...in 1754, Mercy Otis of Barnstable and James Warren of Plymouth began their remarkable 54-year partnership. When she married into a family active in public affairs, Mercy embraced the chance to be involved in the events of the Revolutionary era. She was a keen and intelligent observer and an accomplished writer. In the 1770s, she had several satirical plays published anonymously before embarking on a history of the Revolution. Her History of the Rise, Progress and Termination of the American Revolution appeared in 1805. The fact that the book discounted the diplomatic achievements of her old friend John Adams caused a bitter rift. "History is not the Province of the Ladies," Adams angrily declared.
Born in 1728, Mercy was the eldest daughter in James and Mary Otis's family of 13 children. The Otises were among the leading families of Cape Cod. A prosperous farmer, merchant, and lawyer, James Otis served as a judge of the Barnstable County court of common pleas. While he saw that his sons were all prepared for college, he gave his daughters no formal schooling. Mercy did, however, sit in on some of her brothers' private lessons.

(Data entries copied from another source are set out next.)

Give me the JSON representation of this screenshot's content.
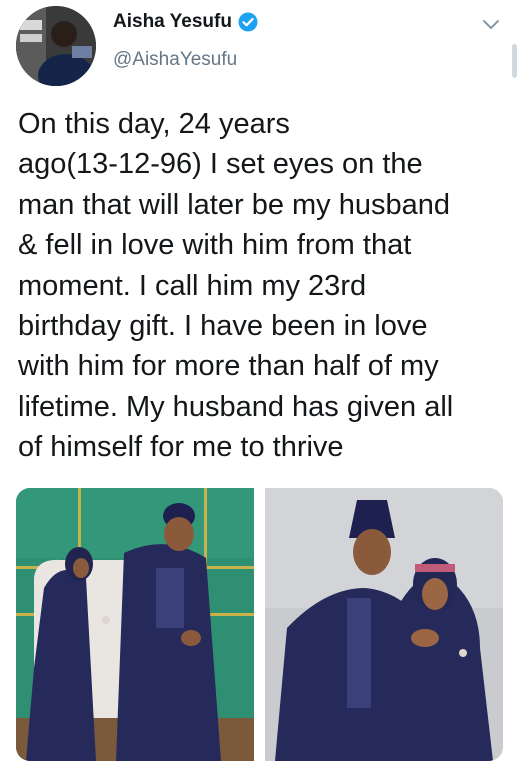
{
  "tweet": {
    "display_name": "Aisha Yesufu",
    "handle": "@AishaYesufu",
    "verified_icon": "verified-badge-icon",
    "menu_icon": "chevron-down-icon",
    "text_lines": [
      "On this day, 24 years",
      "ago(13-12-96) I set eyes on the",
      "man that will later be my husband",
      "& fell in love with him from that",
      "moment. I call him my 23rd",
      "birthday gift. I have been in love",
      "with him for more than half of my",
      "lifetime. My husband has given all",
      "of himself for me to thrive"
    ],
    "colors": {
      "text": "#14171a",
      "handle": "#657786",
      "verified": "#1da1f2",
      "photo1_wall": "#2f8f73",
      "outfit": "#262a5a"
    }
  }
}
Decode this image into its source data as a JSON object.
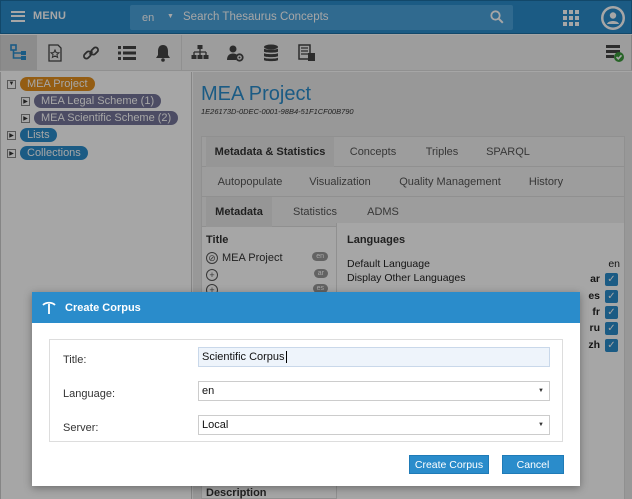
{
  "topbar": {
    "menu_label": "MENU",
    "language": "en",
    "search_placeholder": "Search Thesaurus Concepts"
  },
  "tree": {
    "project": "MEA Project",
    "schemes": [
      "MEA Legal Scheme (1)",
      "MEA Scientific Scheme (2)"
    ],
    "lists": "Lists",
    "collections": "Collections"
  },
  "project": {
    "title": "MEA Project",
    "uri": "1E26173D-0DEC-0001-98B4-51F1CF00B790"
  },
  "tabs": {
    "row1": [
      "Metadata & Statistics",
      "Concepts",
      "Triples",
      "SPARQL"
    ],
    "row2": [
      "Autopopulate",
      "Visualization",
      "Quality Management",
      "History"
    ],
    "row3": [
      "Metadata",
      "Statistics",
      "ADMS"
    ]
  },
  "metadata": {
    "title_header": "Title",
    "title_rows": [
      {
        "text": "MEA Project",
        "lang": "en"
      },
      {
        "text": "",
        "lang": "ar"
      },
      {
        "text": "",
        "lang": "es"
      }
    ],
    "languages_header": "Languages",
    "default_language_label": "Default Language",
    "default_language_value": "en",
    "display_other_label": "Display Other Languages",
    "other_languages": [
      "ar",
      "es",
      "fr",
      "ru",
      "zh"
    ],
    "description_label": "Description"
  },
  "dialog": {
    "title": "Create Corpus",
    "title_label": "Title:",
    "title_value": "Scientific Corpus",
    "language_label": "Language:",
    "language_value": "en",
    "server_label": "Server:",
    "server_value": "Local",
    "create_label": "Create Corpus",
    "cancel_label": "Cancel"
  },
  "colors": {
    "primary": "#2a8ccb",
    "project_pill": "#e3901e",
    "scheme_pill": "#76769a"
  }
}
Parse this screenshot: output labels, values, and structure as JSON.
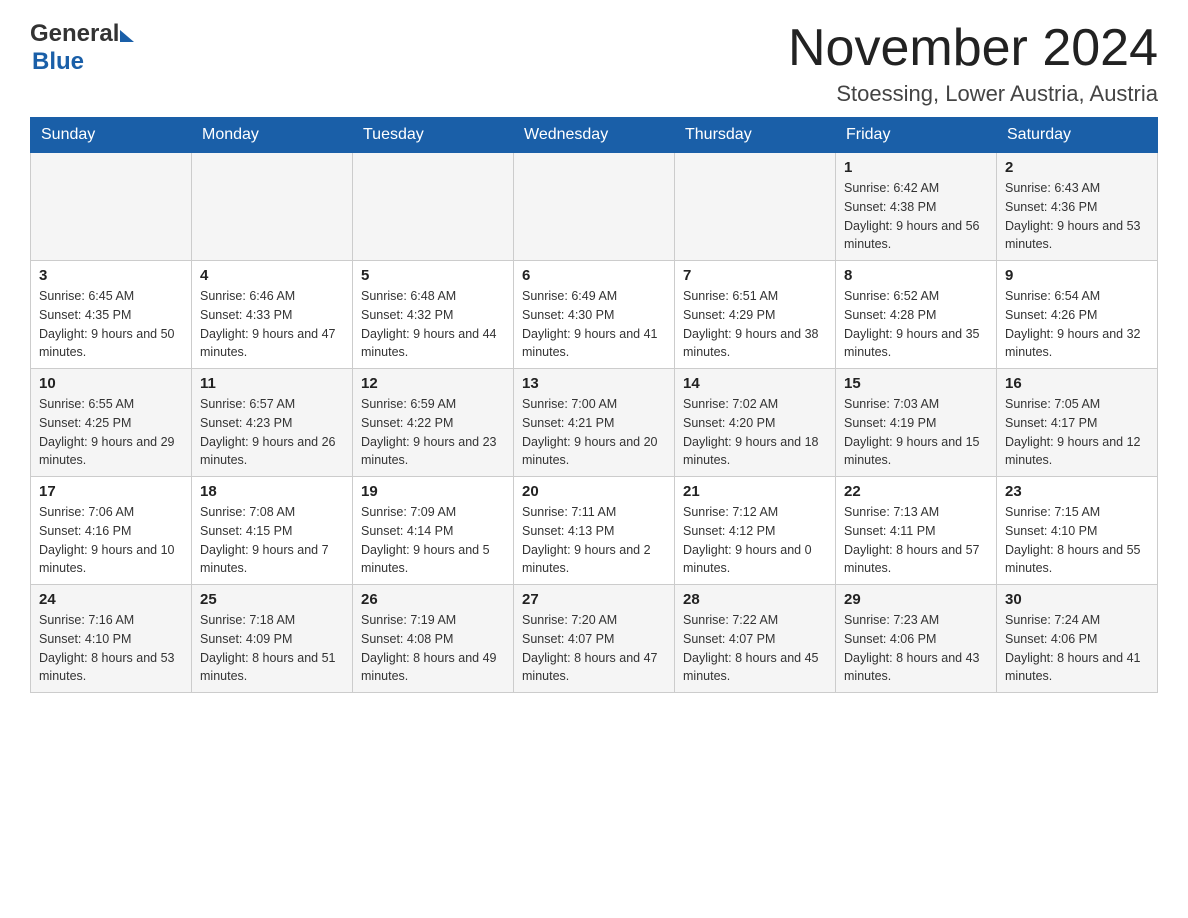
{
  "header": {
    "month_year": "November 2024",
    "location": "Stoessing, Lower Austria, Austria",
    "logo_general": "General",
    "logo_blue": "Blue"
  },
  "weekdays": [
    "Sunday",
    "Monday",
    "Tuesday",
    "Wednesday",
    "Thursday",
    "Friday",
    "Saturday"
  ],
  "weeks": [
    {
      "days": [
        {
          "number": "",
          "info": ""
        },
        {
          "number": "",
          "info": ""
        },
        {
          "number": "",
          "info": ""
        },
        {
          "number": "",
          "info": ""
        },
        {
          "number": "",
          "info": ""
        },
        {
          "number": "1",
          "info": "Sunrise: 6:42 AM\nSunset: 4:38 PM\nDaylight: 9 hours and 56 minutes."
        },
        {
          "number": "2",
          "info": "Sunrise: 6:43 AM\nSunset: 4:36 PM\nDaylight: 9 hours and 53 minutes."
        }
      ]
    },
    {
      "days": [
        {
          "number": "3",
          "info": "Sunrise: 6:45 AM\nSunset: 4:35 PM\nDaylight: 9 hours and 50 minutes."
        },
        {
          "number": "4",
          "info": "Sunrise: 6:46 AM\nSunset: 4:33 PM\nDaylight: 9 hours and 47 minutes."
        },
        {
          "number": "5",
          "info": "Sunrise: 6:48 AM\nSunset: 4:32 PM\nDaylight: 9 hours and 44 minutes."
        },
        {
          "number": "6",
          "info": "Sunrise: 6:49 AM\nSunset: 4:30 PM\nDaylight: 9 hours and 41 minutes."
        },
        {
          "number": "7",
          "info": "Sunrise: 6:51 AM\nSunset: 4:29 PM\nDaylight: 9 hours and 38 minutes."
        },
        {
          "number": "8",
          "info": "Sunrise: 6:52 AM\nSunset: 4:28 PM\nDaylight: 9 hours and 35 minutes."
        },
        {
          "number": "9",
          "info": "Sunrise: 6:54 AM\nSunset: 4:26 PM\nDaylight: 9 hours and 32 minutes."
        }
      ]
    },
    {
      "days": [
        {
          "number": "10",
          "info": "Sunrise: 6:55 AM\nSunset: 4:25 PM\nDaylight: 9 hours and 29 minutes."
        },
        {
          "number": "11",
          "info": "Sunrise: 6:57 AM\nSunset: 4:23 PM\nDaylight: 9 hours and 26 minutes."
        },
        {
          "number": "12",
          "info": "Sunrise: 6:59 AM\nSunset: 4:22 PM\nDaylight: 9 hours and 23 minutes."
        },
        {
          "number": "13",
          "info": "Sunrise: 7:00 AM\nSunset: 4:21 PM\nDaylight: 9 hours and 20 minutes."
        },
        {
          "number": "14",
          "info": "Sunrise: 7:02 AM\nSunset: 4:20 PM\nDaylight: 9 hours and 18 minutes."
        },
        {
          "number": "15",
          "info": "Sunrise: 7:03 AM\nSunset: 4:19 PM\nDaylight: 9 hours and 15 minutes."
        },
        {
          "number": "16",
          "info": "Sunrise: 7:05 AM\nSunset: 4:17 PM\nDaylight: 9 hours and 12 minutes."
        }
      ]
    },
    {
      "days": [
        {
          "number": "17",
          "info": "Sunrise: 7:06 AM\nSunset: 4:16 PM\nDaylight: 9 hours and 10 minutes."
        },
        {
          "number": "18",
          "info": "Sunrise: 7:08 AM\nSunset: 4:15 PM\nDaylight: 9 hours and 7 minutes."
        },
        {
          "number": "19",
          "info": "Sunrise: 7:09 AM\nSunset: 4:14 PM\nDaylight: 9 hours and 5 minutes."
        },
        {
          "number": "20",
          "info": "Sunrise: 7:11 AM\nSunset: 4:13 PM\nDaylight: 9 hours and 2 minutes."
        },
        {
          "number": "21",
          "info": "Sunrise: 7:12 AM\nSunset: 4:12 PM\nDaylight: 9 hours and 0 minutes."
        },
        {
          "number": "22",
          "info": "Sunrise: 7:13 AM\nSunset: 4:11 PM\nDaylight: 8 hours and 57 minutes."
        },
        {
          "number": "23",
          "info": "Sunrise: 7:15 AM\nSunset: 4:10 PM\nDaylight: 8 hours and 55 minutes."
        }
      ]
    },
    {
      "days": [
        {
          "number": "24",
          "info": "Sunrise: 7:16 AM\nSunset: 4:10 PM\nDaylight: 8 hours and 53 minutes."
        },
        {
          "number": "25",
          "info": "Sunrise: 7:18 AM\nSunset: 4:09 PM\nDaylight: 8 hours and 51 minutes."
        },
        {
          "number": "26",
          "info": "Sunrise: 7:19 AM\nSunset: 4:08 PM\nDaylight: 8 hours and 49 minutes."
        },
        {
          "number": "27",
          "info": "Sunrise: 7:20 AM\nSunset: 4:07 PM\nDaylight: 8 hours and 47 minutes."
        },
        {
          "number": "28",
          "info": "Sunrise: 7:22 AM\nSunset: 4:07 PM\nDaylight: 8 hours and 45 minutes."
        },
        {
          "number": "29",
          "info": "Sunrise: 7:23 AM\nSunset: 4:06 PM\nDaylight: 8 hours and 43 minutes."
        },
        {
          "number": "30",
          "info": "Sunrise: 7:24 AM\nSunset: 4:06 PM\nDaylight: 8 hours and 41 minutes."
        }
      ]
    }
  ]
}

At 26, she married James Warren and moved to Plymouth. In more than 50 years of marriage, the couple would raise five sons. The Warren and Otis families' increasing involvement in the conflict between the American colonies and the British parliament began with the Stamp Act crisis in 1765. That same year, James Warren was elected to the Massachusetts House of Representatives and served there until 1777.
Mercy's brother James Otis, Jr. also played an active part in resistance to British rule. The Warrens frequently hosted protest meetings, attended by men such as John Adams and his cousin Samuel Adams.
Although as a woman, Mercy Warren could play only a very limited public role, she was an active participant in and observer at these strategy sessions. She had been writing poetry since 1759, and now she began creating satirical plays written in verse. In 1772 The Adulateur appeared anonymously (as much of her work did) in the Massachusetts Spy, a Boston newspaper. It was written to be read, not performed, since plays were banned in Massachusetts. The play portrayed royal governor Thomas Hutchinson (as the character Rapatio) bent on destroying liberty in a fictional country of "free-born sons." The Defeat was published in 1773, starring Rapatio once again, and two years later, The Group featured the colony's evil Tories.
Towards the end of the Revolution and in the years that followed, James Warren's political career suffered. He turned down a number of positions, including an appointment to the Massachusetts Supreme Court. Biographers suggest that Mercy may have encouraged her husband to stay close to home. The Warrens also parted company with the pro-Federalist majority that dominated the new state's politics. They worried about the ability of the Republic to survive and opposed adoption of the federal Constitution, fearing it would lead to "uncontrolled despotism."
In the late 1770s, Mercy Warren had begun working on a history of the Revolution, a Herculean effort supported by her husband, sons, and their long-time friends Abigail and John Adams. "I hope you will continue, for there are few Persons possessed of more Facts, or who can record them in a more agreeable manner," John Adams wrote her from London in 1787. He would come to regret his encouragement.
In 1805 Mercy Warren's three-volume History of the Rise, Progress and Termination of the American Revolution was published. Warren avoided describing "military havoc," focusing instead on the key figures involved in the transformational historic events. Whether it was an oversight or intentional, she ignored John Adams's remarkable diplomatic achievements in France and the Netherlands and wrote critically of his supposed "partiality in favor of monarchic government." This effectively ended a friendship between the families that was already shaky, given the dramatically different paths that John Adams and James Warren had taken in their careers and political views.
Mercy Warren continued her active correspondence with friends and remained as mentally alert and vigorous as ever to the end of her long life. She died at age 86 in Plymouth, where she had lived most of her life.
American National Biography, Vol. 22 (Oxford University Press, 1999).
"Bonds of Friendship: The Correspondence of Abigail Adams and Mercy Otis Warren," by Edith B. Gelles, in Proceedings of the Massachusetts Historical Society, Vol. CVIII, 1996.
Mercy Otis Warren, by Jeffrey Richards (Twayne Publishers, 1995).
Notable American Women, Vol. III (Harvard University Press, 1971).
A Woman's Dilemma: Mercy Otis Warren and the American Revolution, by Rosemarie Zagarri (Harlan Davidson, 1995).